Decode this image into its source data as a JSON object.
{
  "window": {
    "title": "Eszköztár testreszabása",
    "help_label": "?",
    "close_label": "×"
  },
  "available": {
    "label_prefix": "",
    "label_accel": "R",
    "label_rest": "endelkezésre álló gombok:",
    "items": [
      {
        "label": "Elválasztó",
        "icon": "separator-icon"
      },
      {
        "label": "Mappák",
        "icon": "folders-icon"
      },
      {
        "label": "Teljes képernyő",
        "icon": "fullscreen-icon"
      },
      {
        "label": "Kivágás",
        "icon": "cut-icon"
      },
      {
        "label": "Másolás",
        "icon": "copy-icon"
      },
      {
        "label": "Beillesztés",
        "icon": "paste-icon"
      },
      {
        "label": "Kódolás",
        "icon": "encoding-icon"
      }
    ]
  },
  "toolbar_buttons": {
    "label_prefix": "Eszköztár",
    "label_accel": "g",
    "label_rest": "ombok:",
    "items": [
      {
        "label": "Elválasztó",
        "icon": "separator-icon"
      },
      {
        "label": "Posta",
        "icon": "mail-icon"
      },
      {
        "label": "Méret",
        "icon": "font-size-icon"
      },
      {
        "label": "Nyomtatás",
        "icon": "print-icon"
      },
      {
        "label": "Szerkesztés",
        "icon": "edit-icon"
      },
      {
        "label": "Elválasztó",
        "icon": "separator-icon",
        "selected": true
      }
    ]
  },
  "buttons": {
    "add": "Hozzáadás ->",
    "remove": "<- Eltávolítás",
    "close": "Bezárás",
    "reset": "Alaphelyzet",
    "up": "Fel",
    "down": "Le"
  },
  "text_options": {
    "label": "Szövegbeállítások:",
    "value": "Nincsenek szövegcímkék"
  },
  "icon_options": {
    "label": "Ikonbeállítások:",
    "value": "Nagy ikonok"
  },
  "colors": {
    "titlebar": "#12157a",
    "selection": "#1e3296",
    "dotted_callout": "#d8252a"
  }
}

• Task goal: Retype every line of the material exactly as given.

• Solution to this problem:
Decode this image into its source data as a JSON object.
{
  "window": {
    "title": "Eszköztár testreszabása",
    "help_label": "?",
    "close_label": "×"
  },
  "available": {
    "label_prefix": "",
    "label_accel": "R",
    "label_rest": "endelkezésre álló gombok:",
    "items": [
      {
        "label": "Elválasztó",
        "icon": "separator-icon"
      },
      {
        "label": "Mappák",
        "icon": "folders-icon"
      },
      {
        "label": "Teljes képernyő",
        "icon": "fullscreen-icon"
      },
      {
        "label": "Kivágás",
        "icon": "cut-icon"
      },
      {
        "label": "Másolás",
        "icon": "copy-icon"
      },
      {
        "label": "Beillesztés",
        "icon": "paste-icon"
      },
      {
        "label": "Kódolás",
        "icon": "encoding-icon"
      }
    ]
  },
  "toolbar_buttons": {
    "label_prefix": "Eszköztár",
    "label_accel": "g",
    "label_rest": "ombok:",
    "items": [
      {
        "label": "Elválasztó",
        "icon": "separator-icon"
      },
      {
        "label": "Posta",
        "icon": "mail-icon"
      },
      {
        "label": "Méret",
        "icon": "font-size-icon"
      },
      {
        "label": "Nyomtatás",
        "icon": "print-icon"
      },
      {
        "label": "Szerkesztés",
        "icon": "edit-icon"
      },
      {
        "label": "Elválasztó",
        "icon": "separator-icon",
        "selected": true
      }
    ]
  },
  "buttons": {
    "add": "Hozzáadás ->",
    "remove": "<- Eltávolítás",
    "close": "Bezárás",
    "reset": "Alaphelyzet",
    "up": "Fel",
    "down": "Le"
  },
  "text_options": {
    "label": "Szövegbeállítások:",
    "value": "Nincsenek szövegcímkék"
  },
  "icon_options": {
    "label": "Ikonbeállítások:",
    "value": "Nagy ikonok"
  },
  "colors": {
    "titlebar": "#12157a",
    "selection": "#1e3296",
    "dotted_callout": "#d8252a"
  }
}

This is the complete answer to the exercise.